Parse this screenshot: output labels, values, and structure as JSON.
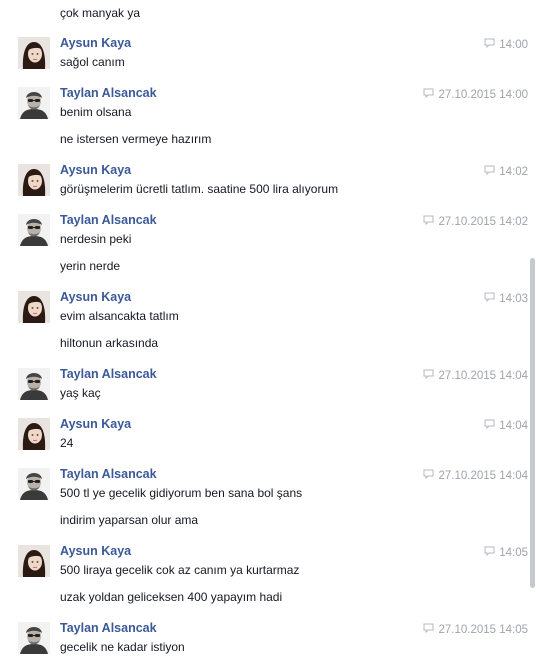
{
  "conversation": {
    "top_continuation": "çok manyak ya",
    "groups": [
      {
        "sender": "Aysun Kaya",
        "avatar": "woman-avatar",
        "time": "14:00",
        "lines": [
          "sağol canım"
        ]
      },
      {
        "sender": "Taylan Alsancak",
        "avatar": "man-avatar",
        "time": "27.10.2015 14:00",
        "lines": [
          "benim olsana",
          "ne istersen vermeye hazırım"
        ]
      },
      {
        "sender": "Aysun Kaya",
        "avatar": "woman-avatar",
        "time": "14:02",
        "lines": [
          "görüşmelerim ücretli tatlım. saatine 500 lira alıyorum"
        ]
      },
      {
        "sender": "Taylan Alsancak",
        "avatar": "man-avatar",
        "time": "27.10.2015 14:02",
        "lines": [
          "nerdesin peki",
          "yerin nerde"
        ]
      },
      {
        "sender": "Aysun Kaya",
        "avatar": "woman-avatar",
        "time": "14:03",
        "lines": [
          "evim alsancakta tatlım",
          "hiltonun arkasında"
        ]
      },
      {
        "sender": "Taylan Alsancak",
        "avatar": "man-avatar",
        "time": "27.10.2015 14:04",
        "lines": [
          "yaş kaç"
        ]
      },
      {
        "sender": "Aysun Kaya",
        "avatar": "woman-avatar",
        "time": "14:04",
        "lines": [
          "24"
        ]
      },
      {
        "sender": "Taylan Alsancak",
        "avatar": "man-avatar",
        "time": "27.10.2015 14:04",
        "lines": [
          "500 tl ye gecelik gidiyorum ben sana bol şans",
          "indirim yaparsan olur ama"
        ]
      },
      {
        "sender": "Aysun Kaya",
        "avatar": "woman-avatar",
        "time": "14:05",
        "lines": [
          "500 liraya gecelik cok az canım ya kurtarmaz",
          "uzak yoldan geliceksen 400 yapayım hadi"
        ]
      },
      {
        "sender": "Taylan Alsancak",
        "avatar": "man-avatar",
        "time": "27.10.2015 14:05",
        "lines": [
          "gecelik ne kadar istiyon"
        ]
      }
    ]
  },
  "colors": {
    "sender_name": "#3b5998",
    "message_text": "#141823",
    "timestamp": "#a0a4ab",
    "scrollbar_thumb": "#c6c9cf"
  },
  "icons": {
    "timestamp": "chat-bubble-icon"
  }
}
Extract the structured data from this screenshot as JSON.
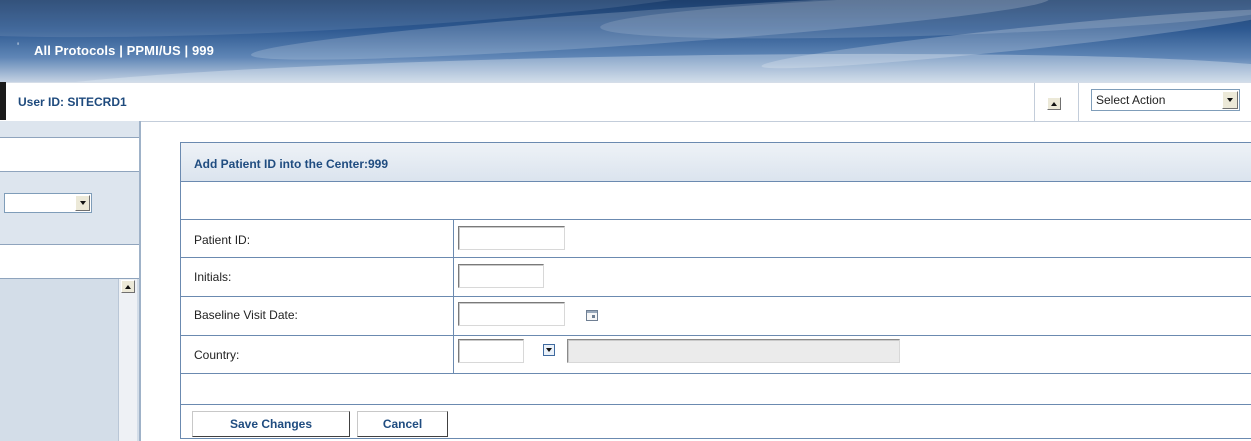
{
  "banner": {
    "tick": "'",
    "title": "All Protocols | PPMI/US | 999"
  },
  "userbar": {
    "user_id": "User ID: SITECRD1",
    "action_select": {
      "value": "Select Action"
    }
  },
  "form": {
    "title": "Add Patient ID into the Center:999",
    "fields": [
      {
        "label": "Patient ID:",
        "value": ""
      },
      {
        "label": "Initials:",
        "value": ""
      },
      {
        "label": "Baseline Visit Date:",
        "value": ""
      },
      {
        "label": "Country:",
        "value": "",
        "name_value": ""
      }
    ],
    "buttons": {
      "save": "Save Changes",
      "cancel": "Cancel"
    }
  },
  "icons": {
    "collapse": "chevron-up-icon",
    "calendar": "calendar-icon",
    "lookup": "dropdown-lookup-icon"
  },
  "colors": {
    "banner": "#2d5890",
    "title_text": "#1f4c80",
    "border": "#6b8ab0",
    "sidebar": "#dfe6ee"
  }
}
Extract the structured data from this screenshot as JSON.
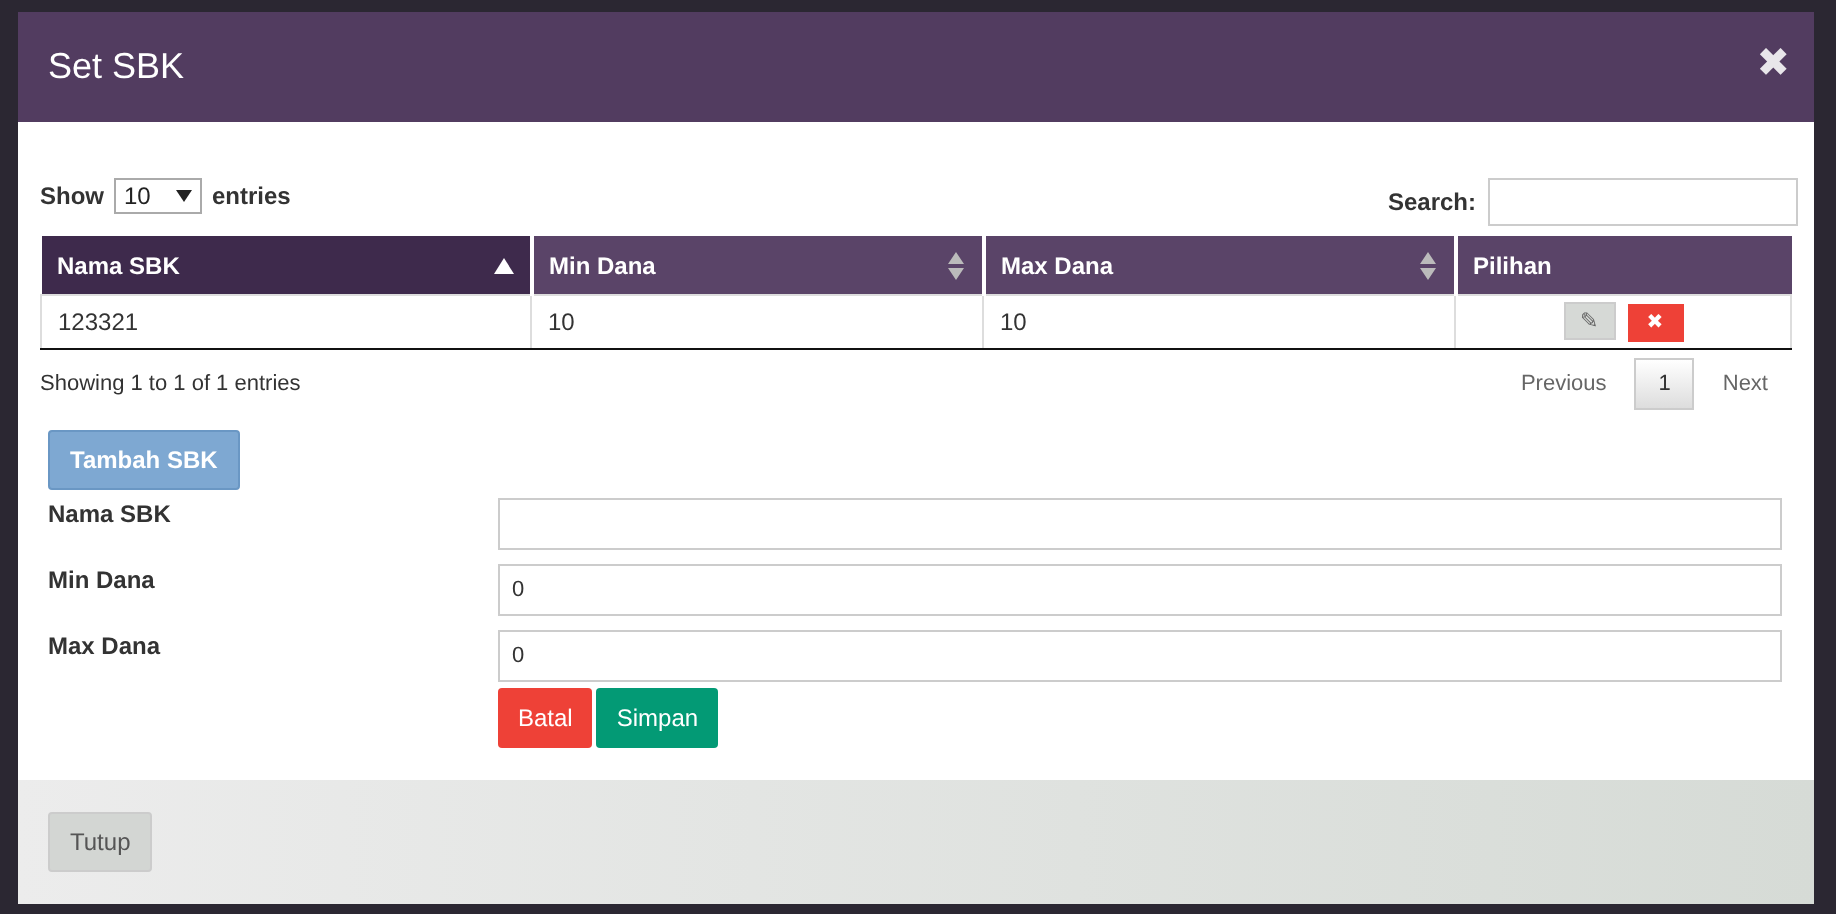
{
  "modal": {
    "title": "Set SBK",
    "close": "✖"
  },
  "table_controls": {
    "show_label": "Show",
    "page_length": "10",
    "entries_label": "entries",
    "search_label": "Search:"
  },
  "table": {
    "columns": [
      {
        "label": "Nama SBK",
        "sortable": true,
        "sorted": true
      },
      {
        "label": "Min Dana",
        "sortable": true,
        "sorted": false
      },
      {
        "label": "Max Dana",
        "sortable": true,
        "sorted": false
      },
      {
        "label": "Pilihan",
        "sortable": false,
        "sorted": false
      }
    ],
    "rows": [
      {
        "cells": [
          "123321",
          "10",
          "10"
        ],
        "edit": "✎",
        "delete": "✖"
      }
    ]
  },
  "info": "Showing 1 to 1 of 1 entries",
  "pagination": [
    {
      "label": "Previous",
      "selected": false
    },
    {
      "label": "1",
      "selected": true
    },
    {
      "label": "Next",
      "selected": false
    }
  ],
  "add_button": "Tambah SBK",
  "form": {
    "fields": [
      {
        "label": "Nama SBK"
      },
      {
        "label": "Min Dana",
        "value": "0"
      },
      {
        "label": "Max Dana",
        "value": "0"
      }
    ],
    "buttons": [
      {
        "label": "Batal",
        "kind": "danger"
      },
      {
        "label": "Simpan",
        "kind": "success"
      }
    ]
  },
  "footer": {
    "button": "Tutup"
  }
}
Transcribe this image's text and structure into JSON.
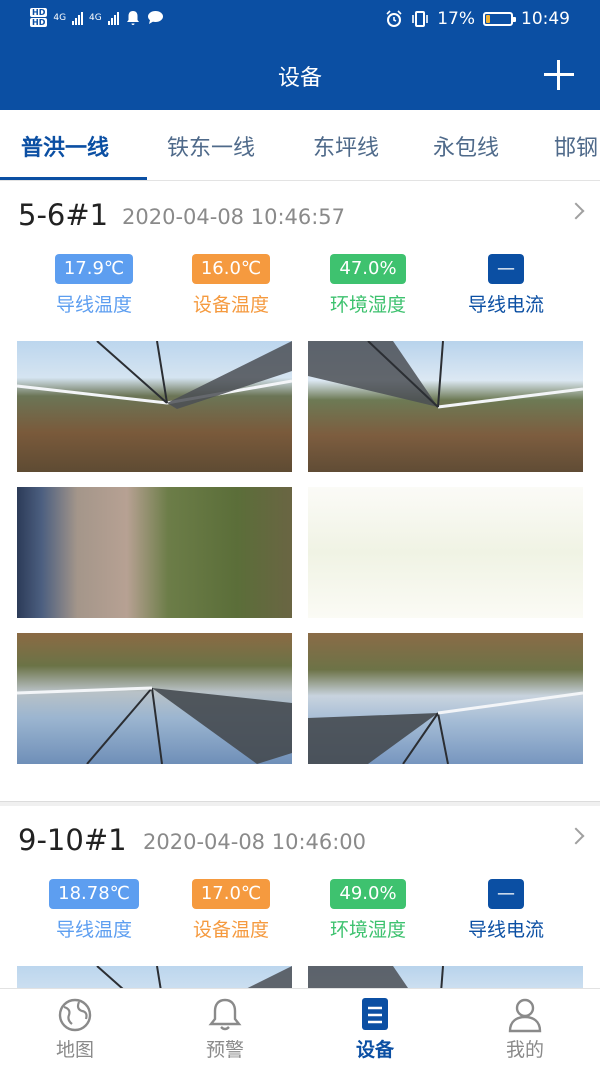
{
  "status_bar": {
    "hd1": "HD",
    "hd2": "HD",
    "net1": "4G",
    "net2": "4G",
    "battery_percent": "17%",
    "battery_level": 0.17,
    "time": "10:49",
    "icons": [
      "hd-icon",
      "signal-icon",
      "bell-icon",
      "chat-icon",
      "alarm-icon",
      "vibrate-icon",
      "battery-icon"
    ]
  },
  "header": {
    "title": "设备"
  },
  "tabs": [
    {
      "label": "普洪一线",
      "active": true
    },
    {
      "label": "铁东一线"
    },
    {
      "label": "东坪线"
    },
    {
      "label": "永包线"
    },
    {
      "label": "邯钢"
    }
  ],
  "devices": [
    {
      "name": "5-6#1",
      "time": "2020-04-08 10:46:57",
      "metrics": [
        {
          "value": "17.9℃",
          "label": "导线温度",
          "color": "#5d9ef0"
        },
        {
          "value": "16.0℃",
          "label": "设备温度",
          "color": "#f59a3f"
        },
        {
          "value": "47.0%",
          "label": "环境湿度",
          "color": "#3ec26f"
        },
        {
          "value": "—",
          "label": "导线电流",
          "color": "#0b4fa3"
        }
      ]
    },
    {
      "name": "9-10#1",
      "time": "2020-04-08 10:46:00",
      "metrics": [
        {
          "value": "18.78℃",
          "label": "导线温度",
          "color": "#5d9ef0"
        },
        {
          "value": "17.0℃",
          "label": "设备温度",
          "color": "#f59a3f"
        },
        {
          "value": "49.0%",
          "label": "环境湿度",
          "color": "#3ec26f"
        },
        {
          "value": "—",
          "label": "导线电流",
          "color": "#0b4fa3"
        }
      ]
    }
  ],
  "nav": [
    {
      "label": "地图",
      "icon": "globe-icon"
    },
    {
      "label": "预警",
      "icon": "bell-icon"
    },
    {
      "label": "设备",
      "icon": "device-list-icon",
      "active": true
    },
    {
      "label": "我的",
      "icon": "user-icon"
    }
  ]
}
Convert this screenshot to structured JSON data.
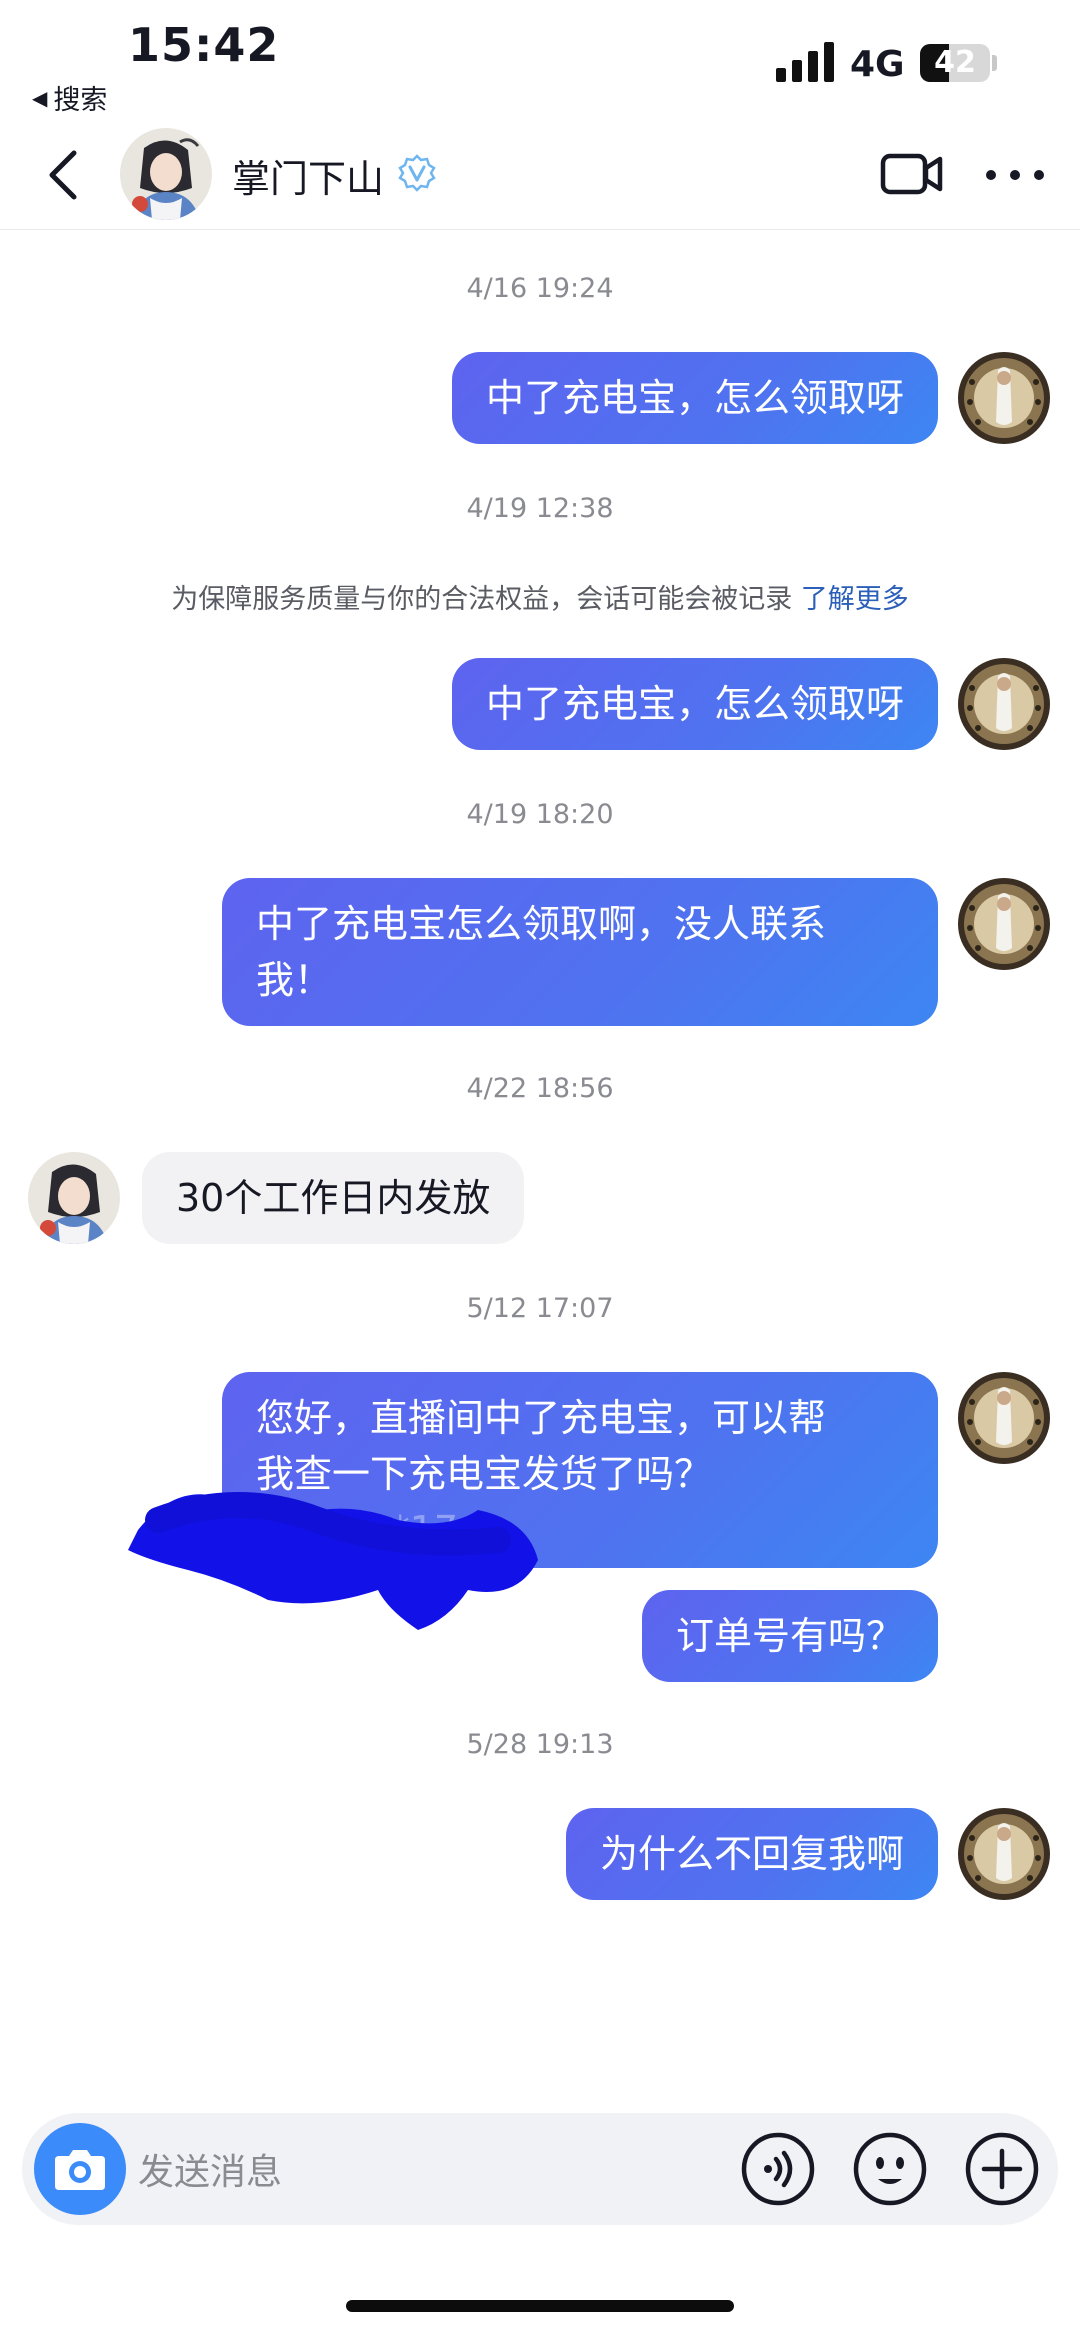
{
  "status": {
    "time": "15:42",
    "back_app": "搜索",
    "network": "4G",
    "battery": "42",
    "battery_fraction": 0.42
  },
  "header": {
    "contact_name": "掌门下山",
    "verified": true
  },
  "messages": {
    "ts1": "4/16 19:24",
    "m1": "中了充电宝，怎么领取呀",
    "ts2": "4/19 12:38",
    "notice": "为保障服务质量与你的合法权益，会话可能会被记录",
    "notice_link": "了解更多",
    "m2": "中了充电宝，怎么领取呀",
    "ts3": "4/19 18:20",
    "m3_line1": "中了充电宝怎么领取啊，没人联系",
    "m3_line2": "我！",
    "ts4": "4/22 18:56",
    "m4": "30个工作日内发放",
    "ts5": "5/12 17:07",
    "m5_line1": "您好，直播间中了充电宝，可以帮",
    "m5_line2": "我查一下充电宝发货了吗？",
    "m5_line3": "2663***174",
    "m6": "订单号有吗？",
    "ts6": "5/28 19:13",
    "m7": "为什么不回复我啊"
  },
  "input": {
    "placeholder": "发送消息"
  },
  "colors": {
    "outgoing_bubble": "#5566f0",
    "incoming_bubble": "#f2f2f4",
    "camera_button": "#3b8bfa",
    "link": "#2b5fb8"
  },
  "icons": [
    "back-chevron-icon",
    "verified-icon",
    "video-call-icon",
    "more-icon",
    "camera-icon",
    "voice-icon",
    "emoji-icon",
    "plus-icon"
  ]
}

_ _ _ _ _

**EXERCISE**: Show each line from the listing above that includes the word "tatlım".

**ANSWER TO THE EXERCISE**:
          "görüşmelerim ücretli tatlım. saatine 500 lira alıyorum"
          "evim alsancakta tatlım",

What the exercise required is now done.